The task: Reproduce each line of the material that follows, word for word.

BEGIN Input data

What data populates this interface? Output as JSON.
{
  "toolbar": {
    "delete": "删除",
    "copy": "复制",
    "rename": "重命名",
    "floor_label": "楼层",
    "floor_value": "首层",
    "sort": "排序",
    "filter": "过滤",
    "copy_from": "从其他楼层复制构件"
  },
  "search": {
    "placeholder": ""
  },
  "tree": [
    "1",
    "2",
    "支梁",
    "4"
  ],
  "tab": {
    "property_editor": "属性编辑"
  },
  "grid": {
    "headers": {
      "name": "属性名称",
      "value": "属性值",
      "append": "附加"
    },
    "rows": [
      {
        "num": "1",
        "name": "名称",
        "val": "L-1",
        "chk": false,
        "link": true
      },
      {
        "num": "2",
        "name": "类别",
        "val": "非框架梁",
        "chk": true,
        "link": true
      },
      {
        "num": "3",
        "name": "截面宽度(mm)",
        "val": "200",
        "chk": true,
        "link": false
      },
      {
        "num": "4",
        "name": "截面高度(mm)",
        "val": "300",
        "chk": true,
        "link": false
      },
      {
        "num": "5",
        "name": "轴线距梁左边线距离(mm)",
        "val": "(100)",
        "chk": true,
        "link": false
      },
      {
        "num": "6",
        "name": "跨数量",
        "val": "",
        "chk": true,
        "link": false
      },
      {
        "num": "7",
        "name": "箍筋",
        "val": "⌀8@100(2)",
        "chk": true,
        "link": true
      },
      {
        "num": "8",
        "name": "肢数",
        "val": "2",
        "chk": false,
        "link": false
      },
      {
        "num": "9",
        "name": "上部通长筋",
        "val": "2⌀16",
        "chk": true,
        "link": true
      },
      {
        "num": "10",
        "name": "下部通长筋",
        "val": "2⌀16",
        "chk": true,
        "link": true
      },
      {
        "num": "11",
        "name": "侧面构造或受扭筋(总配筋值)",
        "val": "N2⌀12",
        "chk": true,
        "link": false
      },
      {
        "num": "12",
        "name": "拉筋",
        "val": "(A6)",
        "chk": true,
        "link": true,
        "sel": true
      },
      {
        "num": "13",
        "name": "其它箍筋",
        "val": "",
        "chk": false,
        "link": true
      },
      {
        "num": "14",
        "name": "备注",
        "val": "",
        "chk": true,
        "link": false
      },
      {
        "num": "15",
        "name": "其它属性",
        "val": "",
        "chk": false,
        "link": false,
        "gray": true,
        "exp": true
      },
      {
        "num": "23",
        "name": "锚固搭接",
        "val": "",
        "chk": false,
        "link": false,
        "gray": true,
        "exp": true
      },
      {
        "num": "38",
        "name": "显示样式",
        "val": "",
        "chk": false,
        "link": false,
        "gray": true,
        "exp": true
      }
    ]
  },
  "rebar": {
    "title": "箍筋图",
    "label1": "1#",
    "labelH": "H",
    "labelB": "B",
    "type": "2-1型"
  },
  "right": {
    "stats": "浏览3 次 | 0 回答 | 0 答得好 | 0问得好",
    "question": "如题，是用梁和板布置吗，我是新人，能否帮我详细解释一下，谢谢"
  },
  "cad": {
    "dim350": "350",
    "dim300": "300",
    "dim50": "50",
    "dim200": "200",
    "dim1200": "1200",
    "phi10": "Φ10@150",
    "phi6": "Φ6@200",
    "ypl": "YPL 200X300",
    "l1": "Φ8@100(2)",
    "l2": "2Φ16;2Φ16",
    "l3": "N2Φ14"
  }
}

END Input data

Solution to the exercise:
What data populates this interface? Output as JSON.
{
  "toolbar": {
    "delete": "删除",
    "copy": "复制",
    "rename": "重命名",
    "floor_label": "楼层",
    "floor_value": "首层",
    "sort": "排序",
    "filter": "过滤",
    "copy_from": "从其他楼层复制构件"
  },
  "search": {
    "placeholder": ""
  },
  "tree": [
    "1",
    "2",
    "支梁",
    "4"
  ],
  "tab": {
    "property_editor": "属性编辑"
  },
  "grid": {
    "headers": {
      "name": "属性名称",
      "value": "属性值",
      "append": "附加"
    },
    "rows": [
      {
        "num": "1",
        "name": "名称",
        "val": "L-1",
        "chk": false,
        "link": true
      },
      {
        "num": "2",
        "name": "类别",
        "val": "非框架梁",
        "chk": true,
        "link": true
      },
      {
        "num": "3",
        "name": "截面宽度(mm)",
        "val": "200",
        "chk": true,
        "link": false
      },
      {
        "num": "4",
        "name": "截面高度(mm)",
        "val": "300",
        "chk": true,
        "link": false
      },
      {
        "num": "5",
        "name": "轴线距梁左边线距离(mm)",
        "val": "(100)",
        "chk": true,
        "link": false
      },
      {
        "num": "6",
        "name": "跨数量",
        "val": "",
        "chk": true,
        "link": false
      },
      {
        "num": "7",
        "name": "箍筋",
        "val": "⌀8@100(2)",
        "chk": true,
        "link": true
      },
      {
        "num": "8",
        "name": "肢数",
        "val": "2",
        "chk": false,
        "link": false
      },
      {
        "num": "9",
        "name": "上部通长筋",
        "val": "2⌀16",
        "chk": true,
        "link": true
      },
      {
        "num": "10",
        "name": "下部通长筋",
        "val": "2⌀16",
        "chk": true,
        "link": true
      },
      {
        "num": "11",
        "name": "侧面构造或受扭筋(总配筋值)",
        "val": "N2⌀12",
        "chk": true,
        "link": false
      },
      {
        "num": "12",
        "name": "拉筋",
        "val": "(A6)",
        "chk": true,
        "link": true,
        "sel": true
      },
      {
        "num": "13",
        "name": "其它箍筋",
        "val": "",
        "chk": false,
        "link": true
      },
      {
        "num": "14",
        "name": "备注",
        "val": "",
        "chk": true,
        "link": false
      },
      {
        "num": "15",
        "name": "其它属性",
        "val": "",
        "chk": false,
        "link": false,
        "gray": true,
        "exp": true
      },
      {
        "num": "23",
        "name": "锚固搭接",
        "val": "",
        "chk": false,
        "link": false,
        "gray": true,
        "exp": true
      },
      {
        "num": "38",
        "name": "显示样式",
        "val": "",
        "chk": false,
        "link": false,
        "gray": true,
        "exp": true
      }
    ]
  },
  "rebar": {
    "title": "箍筋图",
    "label1": "1#",
    "labelH": "H",
    "labelB": "B",
    "type": "2-1型"
  },
  "right": {
    "stats": "浏览3 次 | 0 回答 | 0 答得好 | 0问得好",
    "question": "如题，是用梁和板布置吗，我是新人，能否帮我详细解释一下，谢谢"
  },
  "cad": {
    "dim350": "350",
    "dim300": "300",
    "dim50": "50",
    "dim200": "200",
    "dim1200": "1200",
    "phi10": "Φ10@150",
    "phi6": "Φ6@200",
    "ypl": "YPL 200X300",
    "l1": "Φ8@100(2)",
    "l2": "2Φ16;2Φ16",
    "l3": "N2Φ14"
  }
}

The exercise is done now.